CALGARY - Miikka Kiprusoff was enjoying his usual quiet summer filled with friends, family and fishing in Finland when the Flames finally tracked him down.
Not just for your usual pop-in visit, either. This guest came bearing gifts.
“Rich Hesketh found me this summer,” Kiprusoff said of the team’s strength and conditioning coach.
“One day, he showed up at my cabin door. I was surprised he found it. I guess nowadays there’s GPS — you can do everything with it.
“He did bring me some secret equipment I was trying after that. Pretty cool stuff.”
One member of the staff suggested the gift was a new set of pads for the 34-year-old netminder to break in.
Others around the Saddledome speculated maybe Hesketh brought a new piece of modern technology in the workout world to help get Kiprusoff prepared for the long season.

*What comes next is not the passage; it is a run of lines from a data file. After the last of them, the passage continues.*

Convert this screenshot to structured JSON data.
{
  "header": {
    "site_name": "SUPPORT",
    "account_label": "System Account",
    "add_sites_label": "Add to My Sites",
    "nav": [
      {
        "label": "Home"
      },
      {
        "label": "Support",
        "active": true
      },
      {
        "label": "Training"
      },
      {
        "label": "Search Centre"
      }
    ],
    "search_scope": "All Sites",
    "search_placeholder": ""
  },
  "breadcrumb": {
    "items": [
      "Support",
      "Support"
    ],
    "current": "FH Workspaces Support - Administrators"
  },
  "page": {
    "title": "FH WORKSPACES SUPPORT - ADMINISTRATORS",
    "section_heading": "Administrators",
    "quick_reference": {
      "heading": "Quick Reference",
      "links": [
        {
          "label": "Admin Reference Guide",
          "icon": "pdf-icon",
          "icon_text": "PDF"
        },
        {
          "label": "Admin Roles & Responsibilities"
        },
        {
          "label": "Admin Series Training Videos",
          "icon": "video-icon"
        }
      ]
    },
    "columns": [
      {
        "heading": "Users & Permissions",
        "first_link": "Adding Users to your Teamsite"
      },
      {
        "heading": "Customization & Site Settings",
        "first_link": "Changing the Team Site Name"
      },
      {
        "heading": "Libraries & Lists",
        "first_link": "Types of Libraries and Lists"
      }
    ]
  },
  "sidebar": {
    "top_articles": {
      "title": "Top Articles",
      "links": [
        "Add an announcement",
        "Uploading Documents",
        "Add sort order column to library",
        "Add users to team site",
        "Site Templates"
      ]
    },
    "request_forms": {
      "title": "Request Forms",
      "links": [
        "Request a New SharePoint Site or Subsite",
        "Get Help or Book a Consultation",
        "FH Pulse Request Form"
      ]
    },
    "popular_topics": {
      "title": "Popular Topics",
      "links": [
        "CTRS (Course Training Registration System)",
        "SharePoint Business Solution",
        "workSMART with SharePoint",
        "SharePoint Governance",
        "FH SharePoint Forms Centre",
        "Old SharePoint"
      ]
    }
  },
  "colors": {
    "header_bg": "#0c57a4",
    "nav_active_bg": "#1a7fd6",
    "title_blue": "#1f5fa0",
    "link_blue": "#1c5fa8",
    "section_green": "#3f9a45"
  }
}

“Seriously, he’s pretty good at what he does,” Kiprusoff said. “He came checking out everything was alright. It’s always good to talk to him. He follows, always, what’s going on and if there’s something new I should try. It was cool.
“It was good to see him there.”
Fans can expect to see plenty of the starting goaltender — as usual — this season.
Exactly how much, though, no one is entirely sure.
Flames GM Jay Feaster guaranteed this summer that Kiprusoff wouldn’t play upwards of 70 games for a seventh straight season thanks in part to backup Henrik Karlsson earning the coaching staff’s confidence last year.
But Kiprusoff has heard that before, at the start of pretty much every year since establishing himself as a top NHL goalie.
“It’s been many years, same question,” Kiprusoff said with a grin .”I think the answer is, every year, the same. You can use last year’s.
“I’m happy to play every game they give me, and if Henrik is playing much more, I’m fine with that, too. I just do my job when I get my chance to do it. I’ve been feeling alright every year, even playing lots.”
He’s not opposed, though, to a lighter workload that would mean more quality practice time with new goaltending coach Clint Malarchuk.
“I usually don’t count (games),” Kiprusoff said. “But I don’t think it would be a bad thing if I play less, for sure. That would make it easier to have some good practices, too.
“Henrik is a really good goalie, and he’s able to play in this league.”
Kiprusoff is more than a good goalie. He’s an elite one, when at the top of his game.
Malarchuk has used Kiprusoff as a benchmark before while tutoring young goalies like Roberto Luongo when he was in Florida or Pascal Leclaire and Steve Mason in Columbus.
His new coach was impressed with Kiprusoff’s focus on the first day of on-ice training.
“He’s one of the guys I’ve always kind of used as an example with my young goaltenders because he does so much right,” said Malarchuk. “Today, I was so impressed, because he competes on every puck, he wants to stop every puck. Some guys don’t do that.”
Just how many times he does that in games remains to be seen. But if he does it as well as he has in the past, don’t count out another 70 or so.